13 Dec 10 Tips for Preventing Colic
Colic, the word no horse owner wants to hear. Why? Because colic kills more horses than any other condition.
So what is colic and why do horses get it? Colic is a term used to describe how horses respond to any type of abdominal pain. They stop eating and drinking, they look at their belly, they get up and down, they may roll, they may start sweating and in severe cases they become violent. Horses are always at risk to colic because the intestinal tract is very long and changes diameter many times going from small diameter to large and back again.

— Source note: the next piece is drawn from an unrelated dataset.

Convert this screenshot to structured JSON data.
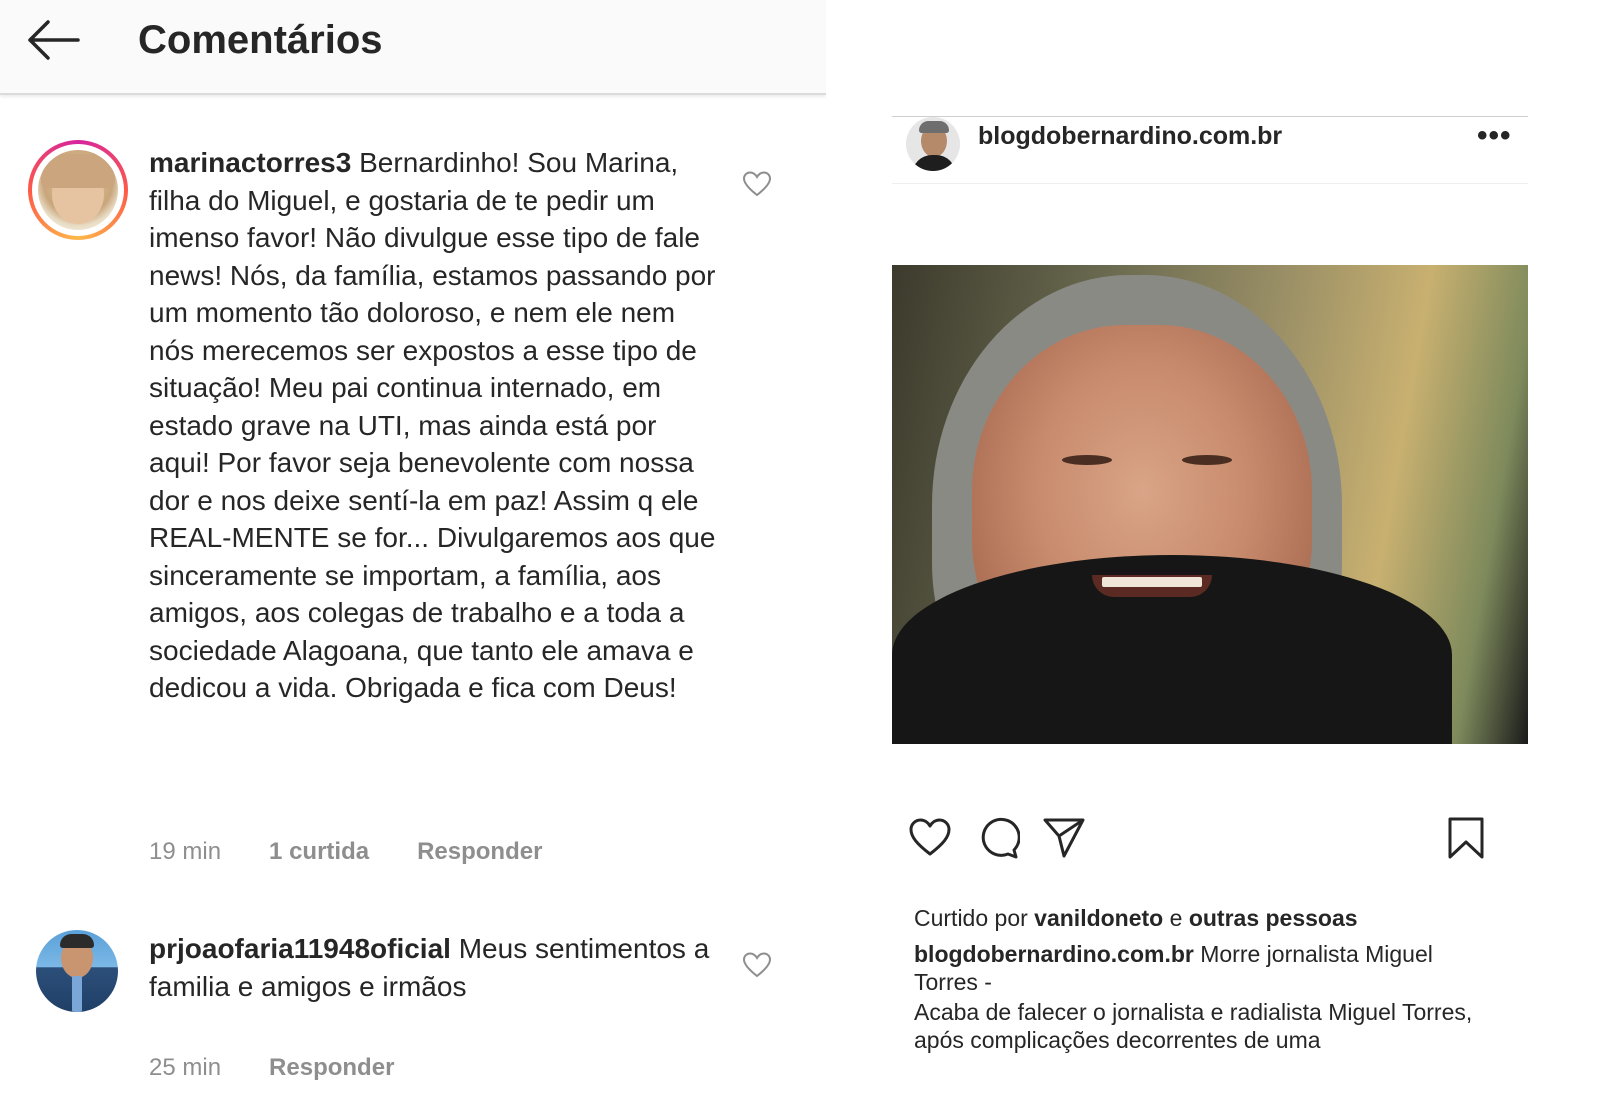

Add to that a horse cannot vomit and you’ve got big trouble when things go bad.
So you can’t change the anatomy of the horse but here is a list of things that you can do to prevent colic in your own horse.
- Feed at the same time every day.

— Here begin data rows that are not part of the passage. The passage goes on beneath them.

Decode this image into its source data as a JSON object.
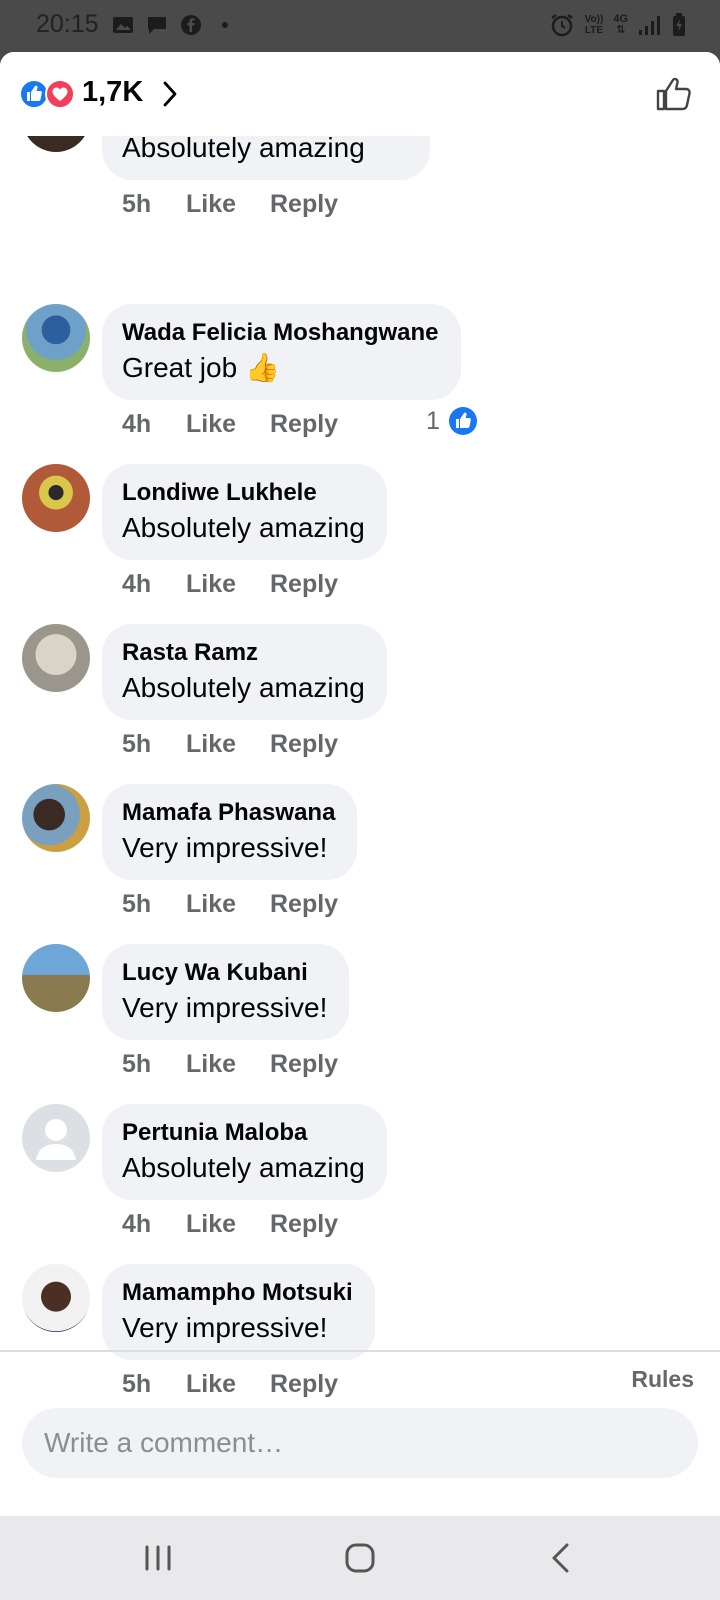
{
  "status_bar": {
    "time": "20:15",
    "network_label_top": "Vo))",
    "network_label_bottom": "LTE",
    "network_type": "4G"
  },
  "reactions": {
    "count": "1,7K",
    "icons": [
      "like-icon",
      "love-icon"
    ],
    "colors": {
      "like": "#1877f2",
      "love": "#f33e58"
    }
  },
  "comments": [
    {
      "name": "",
      "text": "Absolutely amazing",
      "time": "5h",
      "like_label": "Like",
      "reply_label": "Reply",
      "likes": ""
    },
    {
      "name": "Wada Felicia Moshangwane",
      "text": "Great job 👍",
      "time": "4h",
      "like_label": "Like",
      "reply_label": "Reply",
      "likes": "1"
    },
    {
      "name": "Londiwe Lukhele",
      "text": "Absolutely amazing",
      "time": "4h",
      "like_label": "Like",
      "reply_label": "Reply",
      "likes": ""
    },
    {
      "name": "Rasta Ramz",
      "text": "Absolutely amazing",
      "time": "5h",
      "like_label": "Like",
      "reply_label": "Reply",
      "likes": ""
    },
    {
      "name": "Mamafa Phaswana",
      "text": "Very impressive!",
      "time": "5h",
      "like_label": "Like",
      "reply_label": "Reply",
      "likes": ""
    },
    {
      "name": "Lucy Wa Kubani",
      "text": "Very impressive!",
      "time": "5h",
      "like_label": "Like",
      "reply_label": "Reply",
      "likes": ""
    },
    {
      "name": "Pertunia Maloba",
      "text": "Absolutely amazing",
      "time": "4h",
      "like_label": "Like",
      "reply_label": "Reply",
      "likes": ""
    },
    {
      "name": "Mamampho Motsuki",
      "text": "Very impressive!",
      "time": "5h",
      "like_label": "Like",
      "reply_label": "Reply",
      "likes": ""
    }
  ],
  "composer": {
    "rules_label": "Rules",
    "placeholder": "Write a comment…"
  },
  "colors": {
    "accent": "#1877f2",
    "bubble": "#f0f2f5",
    "muted_text": "#65676b"
  }
}
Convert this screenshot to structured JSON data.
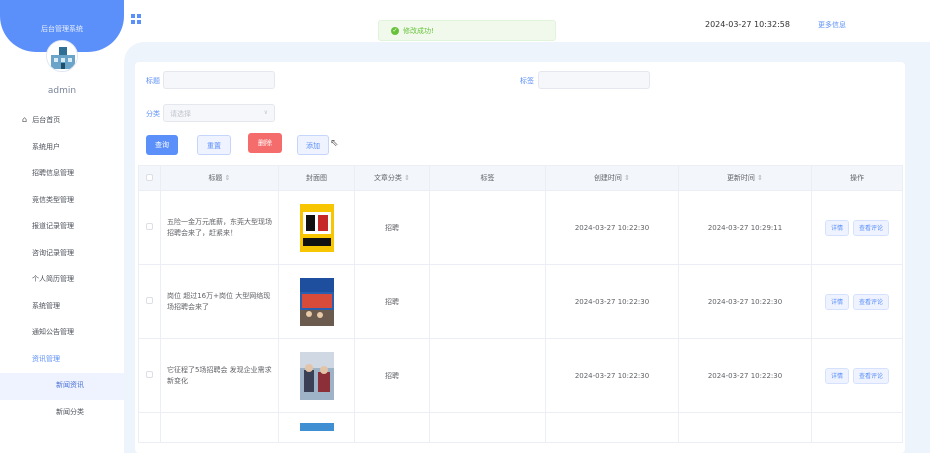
{
  "app": {
    "system_title": "后台管理系统",
    "username": "admin"
  },
  "header": {
    "datetime": "2024-03-27 10:32:58",
    "more_link": "更多信息"
  },
  "toast": {
    "message": "修改成功!"
  },
  "sidebar": {
    "items": [
      {
        "label": "后台首页"
      },
      {
        "label": "系统用户"
      },
      {
        "label": "招聘信息管理"
      },
      {
        "label": "竞信类型管理"
      },
      {
        "label": "报道记录管理"
      },
      {
        "label": "咨询记录管理"
      },
      {
        "label": "个人简历管理"
      },
      {
        "label": "系统管理"
      },
      {
        "label": "通知公告管理"
      },
      {
        "label": "资讯管理"
      },
      {
        "label": "新闻资讯"
      },
      {
        "label": "新闻分类"
      }
    ]
  },
  "filters": {
    "title_label": "标题",
    "tag_label": "标签",
    "category_label": "分类",
    "category_placeholder": "请选择"
  },
  "actions": {
    "query": "查询",
    "reset": "重置",
    "delete": "删除",
    "add": "添加"
  },
  "table": {
    "headers": [
      "标题",
      "封面图",
      "文章分类",
      "标签",
      "创建时间",
      "更新时间",
      "操作"
    ],
    "rows": [
      {
        "title": "五险一金万元底薪，东莞大型现场招聘会来了，赶紧来！",
        "category": "招聘",
        "tag": "",
        "created": "2024-03-27 10:22:30",
        "updated": "2024-03-27 10:29:11",
        "op_detail": "详情",
        "op_review": "查看评论"
      },
      {
        "title": "岗位 超过16万+岗位 大型网络现场招聘会来了",
        "category": "招聘",
        "tag": "",
        "created": "2024-03-27 10:22:30",
        "updated": "2024-03-27 10:22:30",
        "op_detail": "详情",
        "op_review": "查看评论"
      },
      {
        "title": "它征程了5场招聘会 发现企业需求新变化",
        "category": "招聘",
        "tag": "",
        "created": "2024-03-27 10:22:30",
        "updated": "2024-03-27 10:22:30",
        "op_detail": "详情",
        "op_review": "查看评论"
      }
    ]
  },
  "colors": {
    "primary": "#5b8ff9",
    "danger": "#f56c6c",
    "success": "#67c23a"
  }
}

- Feed excellent quality hay and plenty of it. A horse should eat 2% of his body weight in hay per day. That’s a minimum of 20lbs of hay per day for a 1000lb horse. Free choice hay and pasture is optimal.
- Feed grain only as needed to energy and condition. Many horses do very well on excellent quality hay, salt and water.
- Never feed more than 5lbs of grain per feeding. Divide the amount of grain needed into 2 equal feedings.
- Provide exercise daily. Exercise increases gastrointestinal motility, stall rest slows gastrointestinal motility.
- Deworm correctly, use fecal testing to guide the timing and choice of deworming products.
- Never ever let the water run out. Clean, fresh water is always best.
- Use feeders for grain, hay and salt, avoid placing them on the ground, especially if sandy areas.
- Never put a round bale of hay out without first using small quantities of hay to get them used to eating hay.
- Make all feed and hay changes slowly over several days.
Over the years we’ve learned that the most important thing a horse owner can do is to get help immediately.
Many of the conditions that cause colic can become life threatening in a relatively short period of time. Only by quickly and accurately recognizing colic – and seeking qualified veterinary help – can the chance for recovery be maximized.
The longer you wait, the more you walk, the more Banamine you give, the lower the horses’ chance for survival and the more costly a cure will be.